Web page and app entries:
____

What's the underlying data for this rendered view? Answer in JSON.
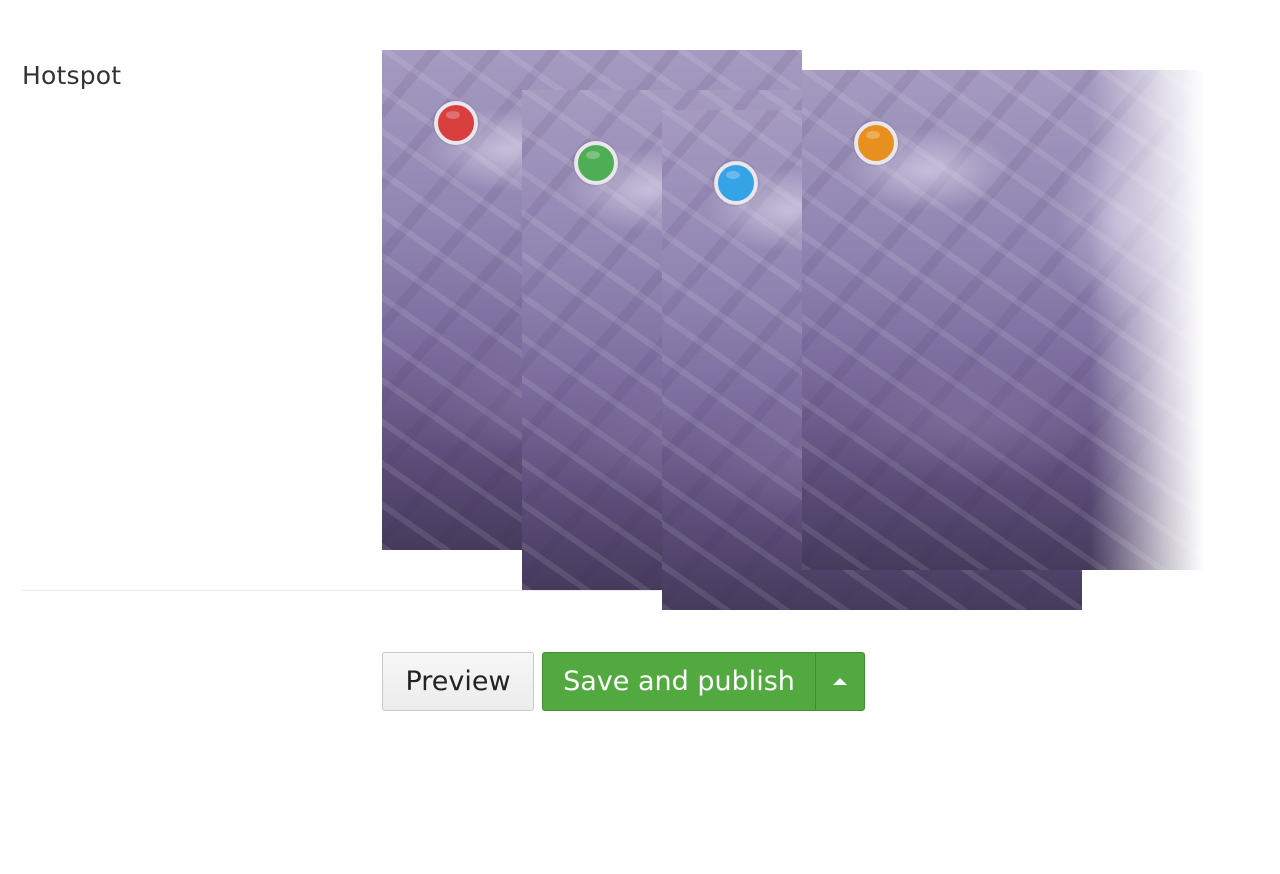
{
  "field": {
    "label": "Hotspot"
  },
  "hotspots": [
    {
      "name": "red",
      "color": "#d93f3f"
    },
    {
      "name": "green",
      "color": "#4fae55"
    },
    {
      "name": "blue",
      "color": "#36a3e6"
    },
    {
      "name": "orange",
      "color": "#e8901f"
    }
  ],
  "actions": {
    "preview_label": "Preview",
    "save_label": "Save and publish",
    "more_icon": "caret-up-icon",
    "save_color": "#52a93f"
  }
}
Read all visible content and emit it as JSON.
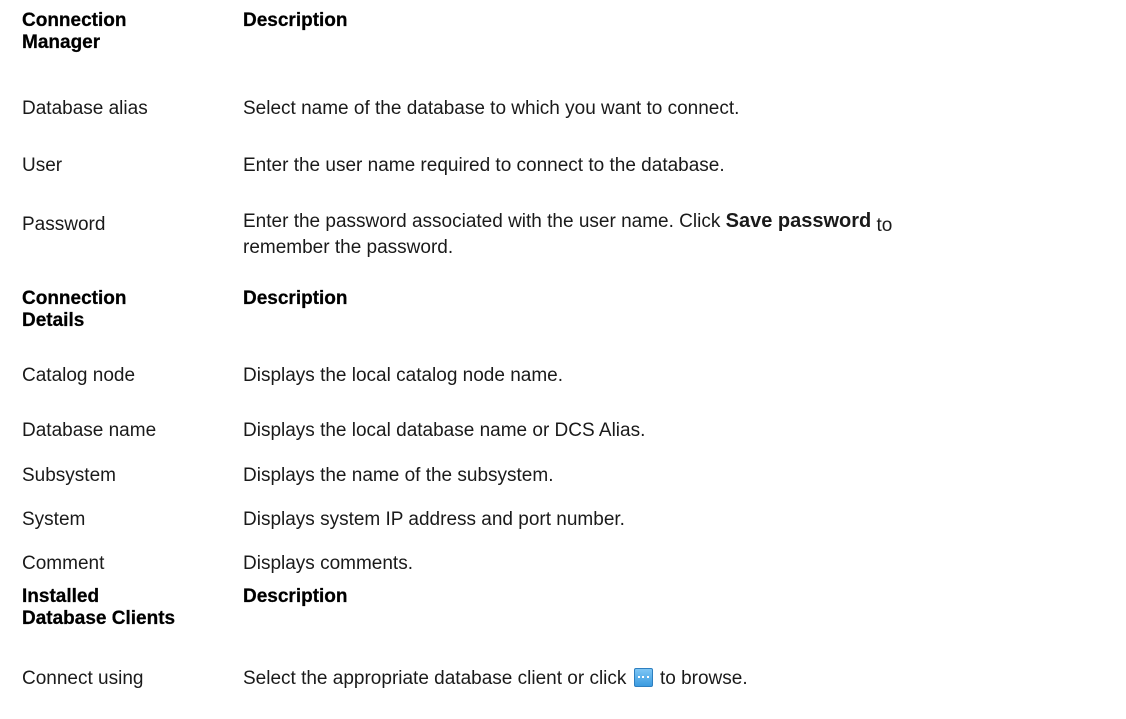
{
  "sections": [
    {
      "header": {
        "col1_line1": "Connection",
        "col1_line2": "Manager",
        "col2": "Description"
      },
      "rows": [
        {
          "name": "Database alias",
          "desc": "Select name of the database to which you want to connect."
        },
        {
          "name": "User",
          "desc": "Enter the user name required to connect to the database."
        },
        {
          "name": "Password",
          "desc_before": "Enter the password associated with the user name. Click ",
          "desc_strong": "Save password",
          "desc_after": " to",
          "desc_line2": "remember the password."
        }
      ]
    },
    {
      "header": {
        "col1_line1": "Connection",
        "col1_line2": "Details",
        "col2": "Description"
      },
      "rows": [
        {
          "name": "Catalog node",
          "desc": "Displays the local catalog node name."
        },
        {
          "name": "Database name",
          "desc": "Displays the local database name or DCS Alias."
        },
        {
          "name": "Subsystem",
          "desc": "Displays the name of the subsystem."
        },
        {
          "name": "System",
          "desc": "Displays system IP address and port number."
        },
        {
          "name": "Comment",
          "desc": "Displays comments."
        }
      ]
    },
    {
      "header": {
        "col1_line1": "Installed",
        "col1_line2": "Database Clients",
        "col2": "Description"
      },
      "rows": [
        {
          "name": "Connect using",
          "desc_before": "Select the appropriate database client or click ",
          "icon": "browse-ellipsis-icon",
          "desc_after": " to browse."
        }
      ]
    }
  ]
}
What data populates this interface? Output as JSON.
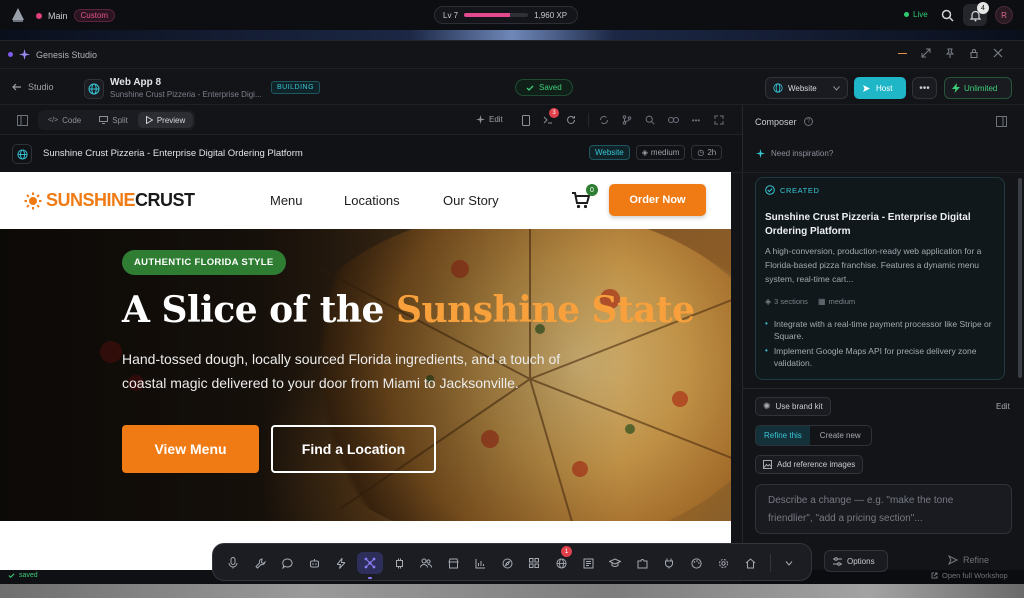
{
  "topbar": {
    "branch_label": "Main",
    "branch_badge": "Custom",
    "level": "Lv 7",
    "xp": "1,960 XP",
    "xp_progress": 0.72,
    "live_label": "Live",
    "notif_count": "4",
    "avatar_initial": "R"
  },
  "window": {
    "title": "Genesis Studio"
  },
  "project": {
    "back_label": "Studio",
    "name": "Web App 8",
    "subtitle": "Sunshine Crust Pizzeria - Enterprise Digi...",
    "status": "BUILDING",
    "saved": "Saved",
    "target": "Website",
    "host": "Host",
    "plan": "Unlimited"
  },
  "viewtabs": {
    "code": "Code",
    "split": "Split",
    "preview": "Preview",
    "edit": "Edit",
    "badge": "3"
  },
  "preview_bar": {
    "title": "Sunshine Crust Pizzeria - Enterprise Digital Ordering Platform",
    "type": "Website",
    "complexity": "medium",
    "time": "2h"
  },
  "site": {
    "logo_a": "SUNSHINE",
    "logo_b": "CRUST",
    "nav": [
      "Menu",
      "Locations",
      "Our Story"
    ],
    "cart_count": "0",
    "order_btn": "Order Now",
    "tag": "AUTHENTIC FLORIDA STYLE",
    "headline_a": "A Slice of the ",
    "headline_b": "Sunshine State",
    "body": "Hand-tossed dough, locally sourced Florida ingredients, and a touch of coastal magic delivered to your door from Miami to Jacksonville.",
    "cta_primary": "View Menu",
    "cta_secondary": "Find a Location"
  },
  "composer": {
    "title": "Composer",
    "inspiration": "Need inspiration?",
    "card_status": "CREATED",
    "card_title": "Sunshine Crust Pizzeria - Enterprise Digital Ordering Platform",
    "card_desc": "A high-conversion, production-ready web application for a Florida-based pizza franchise. Features a dynamic menu system, real-time cart...",
    "sections": "3 sections",
    "complexity": "medium",
    "bullets": [
      "Integrate with a real-time payment processor like Stripe or Square.",
      "Implement Google Maps API for precise delivery zone validation."
    ],
    "brand_kit": "Use brand kit",
    "edit": "Edit",
    "refine_tab": "Refine this",
    "create_tab": "Create new",
    "add_ref": "Add reference images",
    "placeholder": "Describe a change — e.g. \"make the tone friendlier\", \"add a pricing section\"...",
    "options": "Options",
    "refine_btn": "Refine",
    "open_workshop": "Open full Workshop"
  },
  "status": {
    "saved": "saved"
  },
  "dock": {
    "badge": "1"
  }
}
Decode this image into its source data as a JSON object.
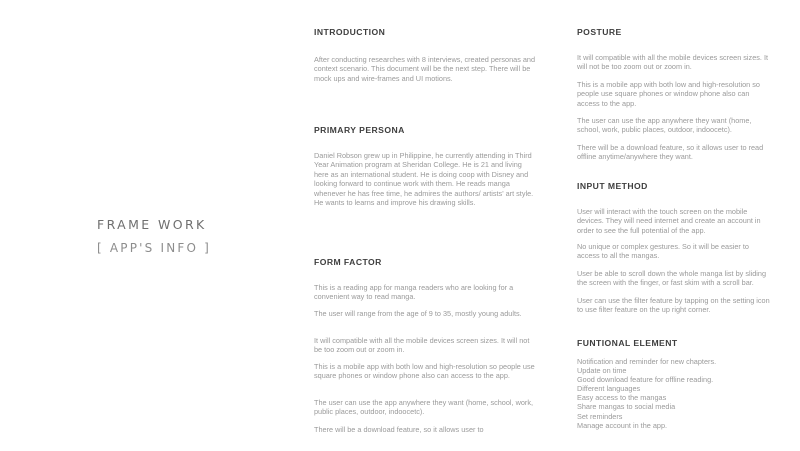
{
  "title": {
    "main": "FRAME WORK",
    "sub": "[ APP'S INFO ]"
  },
  "introduction": {
    "heading": "INTRODUCTION",
    "text": "After conducting researches with 8 interviews, created personas and context scenario. This document will be the next step. There will be mock ups and wire-frames and UI motions."
  },
  "primary_persona": {
    "heading": "PRIMARY PERSONA",
    "text": "Daniel Robson grew up in Philippine,  he currently attending in Third Year Animation program at Sheridan College. He is 21 and living here as an international student. He is doing coop with Disney and looking forward to continue work with them. He reads manga whenever he has free time, he admires the authors/ artists' art style. He wants to learns and improve his drawing skills."
  },
  "form_factor": {
    "heading": "FORM FACTOR",
    "paragraphs": [
      "This is a reading app for manga readers who are looking for a convenient way to read manga.",
      "The user will range from the age of 9 to 35, mostly young adults.",
      "It will compatible with all the mobile devices screen sizes. It will not be too zoom out or zoom in.",
      "This is a mobile app with both low and high-resolution so people use square phones or window phone also can access to the app.",
      "The user can use the app anywhere they want (home, school, work, public places, outdoor, indoocetc).",
      "There will be a download feature, so it allows user to"
    ]
  },
  "posture": {
    "heading": "POSTURE",
    "paragraphs": [
      "It will compatible with all the mobile devices screen sizes. It will not be too zoom out or zoom in.",
      "This is a mobile app with both low and high-resolution so people use square phones or window phone also can access to the app.",
      "The user can use the app anywhere they want (home, school, work, public places, outdoor, indoocetc).",
      "There will be a download feature, so it allows user to read offline anytime/anywhere they want."
    ]
  },
  "input_method": {
    "heading": "INPUT METHOD",
    "paragraphs": [
      "User will interact with the touch screen on the mobile devices. They will need internet and create an account in order to see the full potential of the app.",
      "No unique or complex gestures. So it will be easier to access to all the mangas.",
      "User be able to scroll down the whole manga list by sliding the screen with the finger, or fast skim with a scroll bar.",
      "User can use the filter feature by tapping on the setting icon to use filter feature on the up right corner."
    ]
  },
  "functional_element": {
    "heading": "FUNTIONAL ELEMENT",
    "items": [
      "Notification and reminder for new chapters.",
      "Update on time",
      "Good download feature for offline reading.",
      "Different languages",
      "Easy access to the mangas",
      "Share mangas to social media",
      "Set reminders",
      "Manage account in the app."
    ]
  }
}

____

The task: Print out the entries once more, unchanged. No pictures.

Result of this task:
What's the underlying data for this rendered view? Answer in JSON.
{
  "field": {
    "label": "Hotspot"
  },
  "hotspots": [
    {
      "name": "red",
      "color": "#d93f3f"
    },
    {
      "name": "green",
      "color": "#4fae55"
    },
    {
      "name": "blue",
      "color": "#36a3e6"
    },
    {
      "name": "orange",
      "color": "#e8901f"
    }
  ],
  "actions": {
    "preview_label": "Preview",
    "save_label": "Save and publish",
    "more_icon": "caret-up-icon",
    "save_color": "#52a93f"
  }
}
Read all visible content and emit it as JSON.
{
  "sections": [
    {
      "header": {
        "col1_line1": "Connection",
        "col1_line2": "Manager",
        "col2": "Description"
      },
      "rows": [
        {
          "name": "Database alias",
          "desc": "Select name of the database to which you want to connect."
        },
        {
          "name": "User",
          "desc": "Enter the user name required to connect to the database."
        },
        {
          "name": "Password",
          "desc_before": "Enter the password associated with the user name. Click ",
          "desc_strong": "Save password",
          "desc_after": " to",
          "desc_line2": "remember the password."
        }
      ]
    },
    {
      "header": {
        "col1_line1": "Connection",
        "col1_line2": "Details",
        "col2": "Description"
      },
      "rows": [
        {
          "name": "Catalog node",
          "desc": "Displays the local catalog node name."
        },
        {
          "name": "Database name",
          "desc": "Displays the local database name or DCS Alias."
        },
        {
          "name": "Subsystem",
          "desc": "Displays the name of the subsystem."
        },
        {
          "name": "System",
          "desc": "Displays system IP address and port number."
        },
        {
          "name": "Comment",
          "desc": "Displays comments."
        }
      ]
    },
    {
      "header": {
        "col1_line1": "Installed",
        "col1_line2": "Database Clients",
        "col2": "Description"
      },
      "rows": [
        {
          "name": "Connect using",
          "desc_before": "Select the appropriate database client or click ",
          "icon": "browse-ellipsis-icon",
          "desc_after": " to browse."
        }
      ]
    }
  ]
}
What data populates this interface? Output as JSON.
{
  "topbar": {
    "branch_label": "Main",
    "branch_badge": "Custom",
    "level": "Lv 7",
    "xp": "1,960 XP",
    "xp_progress": 0.72,
    "live_label": "Live",
    "notif_count": "4",
    "avatar_initial": "R"
  },
  "window": {
    "title": "Genesis Studio"
  },
  "project": {
    "back_label": "Studio",
    "name": "Web App 8",
    "subtitle": "Sunshine Crust Pizzeria - Enterprise Digi...",
    "status": "BUILDING",
    "saved": "Saved",
    "target": "Website",
    "host": "Host",
    "plan": "Unlimited"
  },
  "viewtabs": {
    "code": "Code",
    "split": "Split",
    "preview": "Preview",
    "edit": "Edit",
    "badge": "3"
  },
  "preview_bar": {
    "title": "Sunshine Crust Pizzeria - Enterprise Digital Ordering Platform",
    "type": "Website",
    "complexity": "medium",
    "time": "2h"
  },
  "site": {
    "logo_a": "SUNSHINE",
    "logo_b": "CRUST",
    "nav": [
      "Menu",
      "Locations",
      "Our Story"
    ],
    "cart_count": "0",
    "order_btn": "Order Now",
    "tag": "AUTHENTIC FLORIDA STYLE",
    "headline_a": "A Slice of the ",
    "headline_b": "Sunshine State",
    "body": "Hand-tossed dough, locally sourced Florida ingredients, and a touch of coastal magic delivered to your door from Miami to Jacksonville.",
    "cta_primary": "View Menu",
    "cta_secondary": "Find a Location"
  },
  "composer": {
    "title": "Composer",
    "inspiration": "Need inspiration?",
    "card_status": "CREATED",
    "card_title": "Sunshine Crust Pizzeria - Enterprise Digital Ordering Platform",
    "card_desc": "A high-conversion, production-ready web application for a Florida-based pizza franchise. Features a dynamic menu system, real-time cart...",
    "sections": "3 sections",
    "complexity": "medium",
    "bullets": [
      "Integrate with a real-time payment processor like Stripe or Square.",
      "Implement Google Maps API for precise delivery zone validation."
    ],
    "brand_kit": "Use brand kit",
    "edit": "Edit",
    "refine_tab": "Refine this",
    "create_tab": "Create new",
    "add_ref": "Add reference images",
    "placeholder": "Describe a change — e.g. \"make the tone friendlier\", \"add a pricing section\"...",
    "options": "Options",
    "refine_btn": "Refine",
    "open_workshop": "Open full Workshop"
  },
  "status": {
    "saved": "saved"
  },
  "dock": {
    "badge": "1"
  }
}
Decode this image into its source data as a JSON object.
{
  "title": {
    "main": "FRAME WORK",
    "sub": "[ APP'S INFO ]"
  },
  "introduction": {
    "heading": "INTRODUCTION",
    "text": "After conducting researches with 8 interviews, created personas and context scenario. This document will be the next step. There will be mock ups and wire-frames and UI motions."
  },
  "primary_persona": {
    "heading": "PRIMARY PERSONA",
    "text": "Daniel Robson grew up in Philippine,  he currently attending in Third Year Animation program at Sheridan College. He is 21 and living here as an international student. He is doing coop with Disney and looking forward to continue work with them. He reads manga whenever he has free time, he admires the authors/ artists' art style. He wants to learns and improve his drawing skills."
  },
  "form_factor": {
    "heading": "FORM FACTOR",
    "paragraphs": [
      "This is a reading app for manga readers who are looking for a convenient way to read manga.",
      "The user will range from the age of 9 to 35, mostly young adults.",
      "It will compatible with all the mobile devices screen sizes. It will not be too zoom out or zoom in.",
      "This is a mobile app with both low and high-resolution so people use square phones or window phone also can access to the app.",
      "The user can use the app anywhere they want (home, school, work, public places, outdoor, indoocetc).",
      "There will be a download feature, so it allows user to"
    ]
  },
  "posture": {
    "heading": "POSTURE",
    "paragraphs": [
      "It will compatible with all the mobile devices screen sizes. It will not be too zoom out or zoom in.",
      "This is a mobile app with both low and high-resolution so people use square phones or window phone also can access to the app.",
      "The user can use the app anywhere they want (home, school, work, public places, outdoor, indoocetc).",
      "There will be a download feature, so it allows user to read offline anytime/anywhere they want."
    ]
  },
  "input_method": {
    "heading": "INPUT METHOD",
    "paragraphs": [
      "User will interact with the touch screen on the mobile devices. They will need internet and create an account in order to see the full potential of the app.",
      "No unique or complex gestures. So it will be easier to access to all the mangas.",
      "User be able to scroll down the whole manga list by sliding the screen with the finger, or fast skim with a scroll bar.",
      "User can use the filter feature by tapping on the setting icon to use filter feature on the up right corner."
    ]
  },
  "functional_element": {
    "heading": "FUNTIONAL ELEMENT",
    "items": [
      "Notification and reminder for new chapters.",
      "Update on time",
      "Good download feature for offline reading.",
      "Different languages",
      "Easy access to the mangas",
      "Share mangas to social media",
      "Set reminders",
      "Manage account in the app."
    ]
  }
}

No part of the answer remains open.